- ACTIVITY -
Write out every line below with no difference at all.

::: SUPPLIED RECORDS

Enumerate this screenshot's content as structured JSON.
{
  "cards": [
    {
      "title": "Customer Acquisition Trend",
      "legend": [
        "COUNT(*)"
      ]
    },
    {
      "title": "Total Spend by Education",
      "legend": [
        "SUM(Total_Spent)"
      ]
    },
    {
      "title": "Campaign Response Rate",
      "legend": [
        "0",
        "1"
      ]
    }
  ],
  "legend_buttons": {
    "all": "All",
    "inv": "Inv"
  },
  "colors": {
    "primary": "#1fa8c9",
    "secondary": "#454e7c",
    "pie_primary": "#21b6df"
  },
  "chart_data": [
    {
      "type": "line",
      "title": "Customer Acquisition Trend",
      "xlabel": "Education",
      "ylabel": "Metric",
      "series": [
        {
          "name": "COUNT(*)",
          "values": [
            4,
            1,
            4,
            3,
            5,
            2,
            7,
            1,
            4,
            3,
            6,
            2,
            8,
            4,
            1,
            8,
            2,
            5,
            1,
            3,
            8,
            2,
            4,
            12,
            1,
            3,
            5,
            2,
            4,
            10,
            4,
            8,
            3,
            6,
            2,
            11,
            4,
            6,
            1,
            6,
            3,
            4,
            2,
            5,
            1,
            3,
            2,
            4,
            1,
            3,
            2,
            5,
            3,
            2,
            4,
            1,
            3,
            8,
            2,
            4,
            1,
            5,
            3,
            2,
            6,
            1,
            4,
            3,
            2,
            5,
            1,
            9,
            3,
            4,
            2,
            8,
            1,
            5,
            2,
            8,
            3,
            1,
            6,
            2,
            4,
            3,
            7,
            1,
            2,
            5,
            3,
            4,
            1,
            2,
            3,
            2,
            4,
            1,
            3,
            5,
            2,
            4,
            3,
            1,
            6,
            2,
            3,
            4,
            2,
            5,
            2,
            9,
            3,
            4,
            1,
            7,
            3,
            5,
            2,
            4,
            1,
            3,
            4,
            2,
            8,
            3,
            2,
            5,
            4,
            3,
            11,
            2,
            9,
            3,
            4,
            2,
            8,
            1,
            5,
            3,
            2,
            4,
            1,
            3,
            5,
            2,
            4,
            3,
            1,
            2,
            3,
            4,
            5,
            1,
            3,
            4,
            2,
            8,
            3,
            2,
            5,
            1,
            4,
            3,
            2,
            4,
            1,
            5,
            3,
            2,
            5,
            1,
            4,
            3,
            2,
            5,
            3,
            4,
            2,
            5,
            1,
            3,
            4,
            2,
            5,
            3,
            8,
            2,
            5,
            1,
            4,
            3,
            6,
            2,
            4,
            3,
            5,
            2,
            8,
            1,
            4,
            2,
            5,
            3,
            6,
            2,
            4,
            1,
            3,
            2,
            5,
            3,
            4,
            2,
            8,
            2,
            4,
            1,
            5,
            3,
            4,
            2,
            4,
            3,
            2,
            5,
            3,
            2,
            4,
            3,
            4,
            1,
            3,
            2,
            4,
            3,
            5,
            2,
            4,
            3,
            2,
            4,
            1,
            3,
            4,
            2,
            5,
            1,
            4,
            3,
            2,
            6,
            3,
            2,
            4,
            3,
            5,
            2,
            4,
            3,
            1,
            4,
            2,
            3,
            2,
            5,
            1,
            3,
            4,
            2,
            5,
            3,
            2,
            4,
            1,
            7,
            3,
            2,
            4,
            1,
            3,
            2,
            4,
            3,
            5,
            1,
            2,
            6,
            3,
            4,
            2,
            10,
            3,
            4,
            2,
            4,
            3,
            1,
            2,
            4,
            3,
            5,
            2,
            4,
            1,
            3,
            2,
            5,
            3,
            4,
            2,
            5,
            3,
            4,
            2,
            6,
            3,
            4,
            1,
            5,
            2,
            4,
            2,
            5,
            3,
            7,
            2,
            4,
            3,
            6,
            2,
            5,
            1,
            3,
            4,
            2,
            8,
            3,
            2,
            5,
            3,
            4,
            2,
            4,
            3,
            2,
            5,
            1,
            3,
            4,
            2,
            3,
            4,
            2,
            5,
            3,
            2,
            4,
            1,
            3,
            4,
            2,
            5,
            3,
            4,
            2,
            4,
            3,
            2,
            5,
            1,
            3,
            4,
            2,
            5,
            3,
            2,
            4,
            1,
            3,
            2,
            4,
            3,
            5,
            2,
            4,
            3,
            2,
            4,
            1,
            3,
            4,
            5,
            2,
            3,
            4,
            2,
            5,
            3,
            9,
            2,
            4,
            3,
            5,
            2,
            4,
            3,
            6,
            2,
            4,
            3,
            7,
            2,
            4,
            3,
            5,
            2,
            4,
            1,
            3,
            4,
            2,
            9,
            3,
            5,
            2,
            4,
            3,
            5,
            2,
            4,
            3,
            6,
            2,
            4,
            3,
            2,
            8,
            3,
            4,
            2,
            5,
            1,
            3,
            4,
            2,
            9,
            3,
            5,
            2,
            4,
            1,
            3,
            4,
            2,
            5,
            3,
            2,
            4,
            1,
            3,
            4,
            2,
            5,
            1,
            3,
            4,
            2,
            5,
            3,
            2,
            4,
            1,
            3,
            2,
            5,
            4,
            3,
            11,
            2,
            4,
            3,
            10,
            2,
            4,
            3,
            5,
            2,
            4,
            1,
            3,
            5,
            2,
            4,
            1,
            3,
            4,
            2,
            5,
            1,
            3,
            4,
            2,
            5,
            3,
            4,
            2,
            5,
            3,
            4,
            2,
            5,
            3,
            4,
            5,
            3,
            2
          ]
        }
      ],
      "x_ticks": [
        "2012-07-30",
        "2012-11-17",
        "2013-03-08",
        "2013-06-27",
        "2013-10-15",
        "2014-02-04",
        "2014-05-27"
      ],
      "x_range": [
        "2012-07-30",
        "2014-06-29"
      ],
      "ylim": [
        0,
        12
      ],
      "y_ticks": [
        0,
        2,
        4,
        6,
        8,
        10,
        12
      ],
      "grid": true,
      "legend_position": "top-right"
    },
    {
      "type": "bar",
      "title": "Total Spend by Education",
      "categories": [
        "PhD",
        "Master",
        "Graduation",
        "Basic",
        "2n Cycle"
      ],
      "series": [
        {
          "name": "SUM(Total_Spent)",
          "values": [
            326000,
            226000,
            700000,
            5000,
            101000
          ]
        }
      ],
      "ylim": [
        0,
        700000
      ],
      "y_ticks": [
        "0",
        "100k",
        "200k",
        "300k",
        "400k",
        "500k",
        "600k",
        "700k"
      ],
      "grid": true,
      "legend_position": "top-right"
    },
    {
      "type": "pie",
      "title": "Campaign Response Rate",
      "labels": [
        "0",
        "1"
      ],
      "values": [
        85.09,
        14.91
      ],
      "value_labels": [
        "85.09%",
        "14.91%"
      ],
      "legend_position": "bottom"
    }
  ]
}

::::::

- COMPLETED TASK -
Enumerate this screenshot's content as structured JSON.
{
  "cards": [
    {
      "title": "Customer Acquisition Trend",
      "legend": [
        "COUNT(*)"
      ]
    },
    {
      "title": "Total Spend by Education",
      "legend": [
        "SUM(Total_Spent)"
      ]
    },
    {
      "title": "Campaign Response Rate",
      "legend": [
        "0",
        "1"
      ]
    }
  ],
  "legend_buttons": {
    "all": "All",
    "inv": "Inv"
  },
  "colors": {
    "primary": "#1fa8c9",
    "secondary": "#454e7c",
    "pie_primary": "#21b6df"
  },
  "chart_data": [
    {
      "type": "line",
      "title": "Customer Acquisition Trend",
      "xlabel": "Education",
      "ylabel": "Metric",
      "series": [
        {
          "name": "COUNT(*)",
          "values": [
            4,
            1,
            4,
            3,
            5,
            2,
            7,
            1,
            4,
            3,
            6,
            2,
            8,
            4,
            1,
            8,
            2,
            5,
            1,
            3,
            8,
            2,
            4,
            12,
            1,
            3,
            5,
            2,
            4,
            10,
            4,
            8,
            3,
            6,
            2,
            11,
            4,
            6,
            1,
            6,
            3,
            4,
            2,
            5,
            1,
            3,
            2,
            4,
            1,
            3,
            2,
            5,
            3,
            2,
            4,
            1,
            3,
            8,
            2,
            4,
            1,
            5,
            3,
            2,
            6,
            1,
            4,
            3,
            2,
            5,
            1,
            9,
            3,
            4,
            2,
            8,
            1,
            5,
            2,
            8,
            3,
            1,
            6,
            2,
            4,
            3,
            7,
            1,
            2,
            5,
            3,
            4,
            1,
            2,
            3,
            2,
            4,
            1,
            3,
            5,
            2,
            4,
            3,
            1,
            6,
            2,
            3,
            4,
            2,
            5,
            2,
            9,
            3,
            4,
            1,
            7,
            3,
            5,
            2,
            4,
            1,
            3,
            4,
            2,
            8,
            3,
            2,
            5,
            4,
            3,
            11,
            2,
            9,
            3,
            4,
            2,
            8,
            1,
            5,
            3,
            2,
            4,
            1,
            3,
            5,
            2,
            4,
            3,
            1,
            2,
            3,
            4,
            5,
            1,
            3,
            4,
            2,
            8,
            3,
            2,
            5,
            1,
            4,
            3,
            2,
            4,
            1,
            5,
            3,
            2,
            5,
            1,
            4,
            3,
            2,
            5,
            3,
            4,
            2,
            5,
            1,
            3,
            4,
            2,
            5,
            3,
            8,
            2,
            5,
            1,
            4,
            3,
            6,
            2,
            4,
            3,
            5,
            2,
            8,
            1,
            4,
            2,
            5,
            3,
            6,
            2,
            4,
            1,
            3,
            2,
            5,
            3,
            4,
            2,
            8,
            2,
            4,
            1,
            5,
            3,
            4,
            2,
            4,
            3,
            2,
            5,
            3,
            2,
            4,
            3,
            4,
            1,
            3,
            2,
            4,
            3,
            5,
            2,
            4,
            3,
            2,
            4,
            1,
            3,
            4,
            2,
            5,
            1,
            4,
            3,
            2,
            6,
            3,
            2,
            4,
            3,
            5,
            2,
            4,
            3,
            1,
            4,
            2,
            3,
            2,
            5,
            1,
            3,
            4,
            2,
            5,
            3,
            2,
            4,
            1,
            7,
            3,
            2,
            4,
            1,
            3,
            2,
            4,
            3,
            5,
            1,
            2,
            6,
            3,
            4,
            2,
            10,
            3,
            4,
            2,
            4,
            3,
            1,
            2,
            4,
            3,
            5,
            2,
            4,
            1,
            3,
            2,
            5,
            3,
            4,
            2,
            5,
            3,
            4,
            2,
            6,
            3,
            4,
            1,
            5,
            2,
            4,
            2,
            5,
            3,
            7,
            2,
            4,
            3,
            6,
            2,
            5,
            1,
            3,
            4,
            2,
            8,
            3,
            2,
            5,
            3,
            4,
            2,
            4,
            3,
            2,
            5,
            1,
            3,
            4,
            2,
            3,
            4,
            2,
            5,
            3,
            2,
            4,
            1,
            3,
            4,
            2,
            5,
            3,
            4,
            2,
            4,
            3,
            2,
            5,
            1,
            3,
            4,
            2,
            5,
            3,
            2,
            4,
            1,
            3,
            2,
            4,
            3,
            5,
            2,
            4,
            3,
            2,
            4,
            1,
            3,
            4,
            5,
            2,
            3,
            4,
            2,
            5,
            3,
            9,
            2,
            4,
            3,
            5,
            2,
            4,
            3,
            6,
            2,
            4,
            3,
            7,
            2,
            4,
            3,
            5,
            2,
            4,
            1,
            3,
            4,
            2,
            9,
            3,
            5,
            2,
            4,
            3,
            5,
            2,
            4,
            3,
            6,
            2,
            4,
            3,
            2,
            8,
            3,
            4,
            2,
            5,
            1,
            3,
            4,
            2,
            9,
            3,
            5,
            2,
            4,
            1,
            3,
            4,
            2,
            5,
            3,
            2,
            4,
            1,
            3,
            4,
            2,
            5,
            1,
            3,
            4,
            2,
            5,
            3,
            2,
            4,
            1,
            3,
            2,
            5,
            4,
            3,
            11,
            2,
            4,
            3,
            10,
            2,
            4,
            3,
            5,
            2,
            4,
            1,
            3,
            5,
            2,
            4,
            1,
            3,
            4,
            2,
            5,
            1,
            3,
            4,
            2,
            5,
            3,
            4,
            2,
            5,
            3,
            4,
            2,
            5,
            3,
            4,
            5,
            3,
            2
          ]
        }
      ],
      "x_ticks": [
        "2012-07-30",
        "2012-11-17",
        "2013-03-08",
        "2013-06-27",
        "2013-10-15",
        "2014-02-04",
        "2014-05-27"
      ],
      "x_range": [
        "2012-07-30",
        "2014-06-29"
      ],
      "ylim": [
        0,
        12
      ],
      "y_ticks": [
        0,
        2,
        4,
        6,
        8,
        10,
        12
      ],
      "grid": true,
      "legend_position": "top-right"
    },
    {
      "type": "bar",
      "title": "Total Spend by Education",
      "categories": [
        "PhD",
        "Master",
        "Graduation",
        "Basic",
        "2n Cycle"
      ],
      "series": [
        {
          "name": "SUM(Total_Spent)",
          "values": [
            326000,
            226000,
            700000,
            5000,
            101000
          ]
        }
      ],
      "ylim": [
        0,
        700000
      ],
      "y_ticks": [
        "0",
        "100k",
        "200k",
        "300k",
        "400k",
        "500k",
        "600k",
        "700k"
      ],
      "grid": true,
      "legend_position": "top-right"
    },
    {
      "type": "pie",
      "title": "Campaign Response Rate",
      "labels": [
        "0",
        "1"
      ],
      "values": [
        85.09,
        14.91
      ],
      "value_labels": [
        "85.09%",
        "14.91%"
      ],
      "legend_position": "bottom"
    }
  ]
}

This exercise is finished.